# [ASSIGNED TASK]
Look through the data below, tally the lines where "values" occurs, and write the total alone.

# [DATA LISTING]
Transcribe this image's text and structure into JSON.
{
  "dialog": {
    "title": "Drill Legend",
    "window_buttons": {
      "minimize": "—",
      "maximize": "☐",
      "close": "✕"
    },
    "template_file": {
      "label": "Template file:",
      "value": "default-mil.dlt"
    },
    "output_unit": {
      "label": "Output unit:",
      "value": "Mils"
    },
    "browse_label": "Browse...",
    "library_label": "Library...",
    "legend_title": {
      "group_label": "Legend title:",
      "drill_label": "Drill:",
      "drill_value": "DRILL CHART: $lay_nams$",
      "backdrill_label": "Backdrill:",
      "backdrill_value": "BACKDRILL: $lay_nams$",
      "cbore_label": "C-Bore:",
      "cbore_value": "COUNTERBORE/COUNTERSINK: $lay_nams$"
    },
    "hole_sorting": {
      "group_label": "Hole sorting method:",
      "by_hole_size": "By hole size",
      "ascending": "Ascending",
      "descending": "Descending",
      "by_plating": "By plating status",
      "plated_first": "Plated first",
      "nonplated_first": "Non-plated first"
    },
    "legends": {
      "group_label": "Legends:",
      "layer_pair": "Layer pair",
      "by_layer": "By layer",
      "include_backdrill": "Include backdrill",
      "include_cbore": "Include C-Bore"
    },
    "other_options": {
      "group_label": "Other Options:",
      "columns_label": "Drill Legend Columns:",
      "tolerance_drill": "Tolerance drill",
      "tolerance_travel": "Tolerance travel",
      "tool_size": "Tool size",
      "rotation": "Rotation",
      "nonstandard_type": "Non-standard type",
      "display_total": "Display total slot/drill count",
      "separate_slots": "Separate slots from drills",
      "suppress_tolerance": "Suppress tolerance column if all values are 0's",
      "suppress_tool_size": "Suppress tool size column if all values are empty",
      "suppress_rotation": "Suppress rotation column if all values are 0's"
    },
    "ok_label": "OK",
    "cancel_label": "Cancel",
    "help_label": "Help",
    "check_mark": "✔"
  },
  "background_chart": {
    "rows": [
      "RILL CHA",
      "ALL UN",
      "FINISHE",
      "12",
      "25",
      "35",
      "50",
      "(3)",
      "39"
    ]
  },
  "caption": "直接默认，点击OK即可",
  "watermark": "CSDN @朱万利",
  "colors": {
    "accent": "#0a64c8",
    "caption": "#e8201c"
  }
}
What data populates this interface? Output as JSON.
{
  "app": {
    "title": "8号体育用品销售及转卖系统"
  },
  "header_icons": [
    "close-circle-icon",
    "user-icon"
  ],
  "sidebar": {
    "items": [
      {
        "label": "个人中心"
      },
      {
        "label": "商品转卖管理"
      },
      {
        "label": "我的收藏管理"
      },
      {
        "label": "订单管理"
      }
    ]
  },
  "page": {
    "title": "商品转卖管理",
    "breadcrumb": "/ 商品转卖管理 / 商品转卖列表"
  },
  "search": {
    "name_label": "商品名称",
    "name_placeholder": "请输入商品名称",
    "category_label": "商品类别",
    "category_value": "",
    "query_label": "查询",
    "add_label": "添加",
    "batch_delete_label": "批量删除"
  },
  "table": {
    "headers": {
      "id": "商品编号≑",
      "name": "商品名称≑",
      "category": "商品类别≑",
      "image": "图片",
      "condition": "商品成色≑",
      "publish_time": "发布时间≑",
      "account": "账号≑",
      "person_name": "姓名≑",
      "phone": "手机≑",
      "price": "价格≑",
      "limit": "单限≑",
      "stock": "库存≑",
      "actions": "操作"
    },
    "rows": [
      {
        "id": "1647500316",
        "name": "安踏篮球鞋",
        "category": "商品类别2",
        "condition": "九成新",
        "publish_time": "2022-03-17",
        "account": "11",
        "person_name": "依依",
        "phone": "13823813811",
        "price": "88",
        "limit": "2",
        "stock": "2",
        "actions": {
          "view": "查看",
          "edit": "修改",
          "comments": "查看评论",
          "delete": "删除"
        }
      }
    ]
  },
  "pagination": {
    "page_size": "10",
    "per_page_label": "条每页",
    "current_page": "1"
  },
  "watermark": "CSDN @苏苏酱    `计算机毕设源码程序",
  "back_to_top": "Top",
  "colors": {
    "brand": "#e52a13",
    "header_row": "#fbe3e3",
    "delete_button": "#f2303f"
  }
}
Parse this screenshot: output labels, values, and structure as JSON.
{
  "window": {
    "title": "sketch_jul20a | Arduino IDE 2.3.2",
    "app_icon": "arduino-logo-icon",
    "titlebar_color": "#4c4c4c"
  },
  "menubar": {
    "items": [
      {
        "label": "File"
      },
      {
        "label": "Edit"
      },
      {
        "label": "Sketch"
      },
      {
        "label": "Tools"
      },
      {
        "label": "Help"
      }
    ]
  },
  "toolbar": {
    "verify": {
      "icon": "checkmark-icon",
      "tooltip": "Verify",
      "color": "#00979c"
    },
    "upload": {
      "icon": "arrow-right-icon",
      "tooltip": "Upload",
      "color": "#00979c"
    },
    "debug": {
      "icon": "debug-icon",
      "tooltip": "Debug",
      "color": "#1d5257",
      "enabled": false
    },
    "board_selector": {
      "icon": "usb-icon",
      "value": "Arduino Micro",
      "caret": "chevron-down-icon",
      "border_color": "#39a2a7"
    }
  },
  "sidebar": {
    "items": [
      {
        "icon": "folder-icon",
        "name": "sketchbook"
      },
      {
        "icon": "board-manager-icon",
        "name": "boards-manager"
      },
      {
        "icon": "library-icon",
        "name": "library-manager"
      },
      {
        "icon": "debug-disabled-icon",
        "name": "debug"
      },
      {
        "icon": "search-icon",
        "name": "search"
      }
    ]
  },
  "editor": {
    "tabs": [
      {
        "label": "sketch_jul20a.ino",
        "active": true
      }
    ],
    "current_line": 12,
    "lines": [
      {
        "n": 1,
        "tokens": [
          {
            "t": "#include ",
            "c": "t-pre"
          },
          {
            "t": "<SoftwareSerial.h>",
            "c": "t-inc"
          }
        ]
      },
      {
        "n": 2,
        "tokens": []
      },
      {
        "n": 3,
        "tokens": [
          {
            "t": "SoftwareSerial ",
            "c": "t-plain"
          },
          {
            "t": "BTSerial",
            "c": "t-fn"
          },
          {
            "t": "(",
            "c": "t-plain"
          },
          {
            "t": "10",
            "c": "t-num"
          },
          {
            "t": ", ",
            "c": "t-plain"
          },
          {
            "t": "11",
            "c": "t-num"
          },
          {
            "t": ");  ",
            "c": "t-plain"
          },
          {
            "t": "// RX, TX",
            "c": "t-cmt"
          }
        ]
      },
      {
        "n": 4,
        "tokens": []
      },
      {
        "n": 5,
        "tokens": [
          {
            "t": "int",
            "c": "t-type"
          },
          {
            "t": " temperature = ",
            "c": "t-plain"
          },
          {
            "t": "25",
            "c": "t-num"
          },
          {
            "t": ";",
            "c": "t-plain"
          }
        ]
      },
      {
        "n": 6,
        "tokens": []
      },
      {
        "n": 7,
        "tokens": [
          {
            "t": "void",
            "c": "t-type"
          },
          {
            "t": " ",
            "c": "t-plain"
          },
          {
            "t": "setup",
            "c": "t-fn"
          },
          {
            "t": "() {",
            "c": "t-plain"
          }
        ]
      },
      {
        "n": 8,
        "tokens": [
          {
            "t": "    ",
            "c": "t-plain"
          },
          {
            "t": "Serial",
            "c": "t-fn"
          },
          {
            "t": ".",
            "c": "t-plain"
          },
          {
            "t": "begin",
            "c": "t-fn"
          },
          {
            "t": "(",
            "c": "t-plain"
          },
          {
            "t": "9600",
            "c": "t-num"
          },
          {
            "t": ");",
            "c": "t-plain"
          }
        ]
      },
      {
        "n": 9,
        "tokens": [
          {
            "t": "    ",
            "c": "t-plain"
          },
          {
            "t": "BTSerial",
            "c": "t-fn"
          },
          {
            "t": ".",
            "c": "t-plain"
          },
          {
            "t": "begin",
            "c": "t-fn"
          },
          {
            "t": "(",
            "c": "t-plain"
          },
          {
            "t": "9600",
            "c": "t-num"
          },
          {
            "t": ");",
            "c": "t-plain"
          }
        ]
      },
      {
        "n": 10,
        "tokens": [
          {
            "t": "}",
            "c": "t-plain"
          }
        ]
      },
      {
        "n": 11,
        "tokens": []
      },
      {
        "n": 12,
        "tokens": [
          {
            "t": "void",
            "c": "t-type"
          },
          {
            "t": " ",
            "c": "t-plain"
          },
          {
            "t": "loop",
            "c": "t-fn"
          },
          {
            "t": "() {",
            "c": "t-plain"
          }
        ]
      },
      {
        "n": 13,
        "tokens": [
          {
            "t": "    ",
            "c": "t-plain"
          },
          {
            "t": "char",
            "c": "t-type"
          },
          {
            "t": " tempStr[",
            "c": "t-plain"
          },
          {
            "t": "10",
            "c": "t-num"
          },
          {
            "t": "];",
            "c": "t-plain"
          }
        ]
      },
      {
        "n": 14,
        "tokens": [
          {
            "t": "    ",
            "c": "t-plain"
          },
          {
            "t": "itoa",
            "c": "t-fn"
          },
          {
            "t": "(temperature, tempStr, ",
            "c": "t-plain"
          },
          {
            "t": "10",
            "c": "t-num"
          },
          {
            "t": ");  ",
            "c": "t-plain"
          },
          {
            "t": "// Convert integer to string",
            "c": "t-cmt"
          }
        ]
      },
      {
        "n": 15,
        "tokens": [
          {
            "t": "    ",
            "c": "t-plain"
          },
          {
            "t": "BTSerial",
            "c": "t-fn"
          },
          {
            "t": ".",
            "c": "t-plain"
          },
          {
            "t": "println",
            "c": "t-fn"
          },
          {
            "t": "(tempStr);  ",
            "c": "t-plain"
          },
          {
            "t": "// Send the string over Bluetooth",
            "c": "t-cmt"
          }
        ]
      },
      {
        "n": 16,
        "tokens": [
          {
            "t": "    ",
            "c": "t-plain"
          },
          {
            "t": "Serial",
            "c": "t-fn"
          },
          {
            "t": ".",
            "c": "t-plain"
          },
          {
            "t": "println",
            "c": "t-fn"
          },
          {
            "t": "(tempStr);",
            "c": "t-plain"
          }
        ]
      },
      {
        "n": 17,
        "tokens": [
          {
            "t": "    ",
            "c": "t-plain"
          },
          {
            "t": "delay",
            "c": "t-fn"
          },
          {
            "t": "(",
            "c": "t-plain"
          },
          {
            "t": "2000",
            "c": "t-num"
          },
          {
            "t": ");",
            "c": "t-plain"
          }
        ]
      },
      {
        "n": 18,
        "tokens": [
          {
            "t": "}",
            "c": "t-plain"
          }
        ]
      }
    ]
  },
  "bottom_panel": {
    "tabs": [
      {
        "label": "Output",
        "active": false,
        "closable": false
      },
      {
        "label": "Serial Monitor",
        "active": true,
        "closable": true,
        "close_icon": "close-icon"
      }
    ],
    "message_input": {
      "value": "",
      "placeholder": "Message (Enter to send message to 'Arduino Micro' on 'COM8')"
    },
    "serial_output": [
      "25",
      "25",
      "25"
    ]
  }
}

# [PROBLEM SOLUTION]
4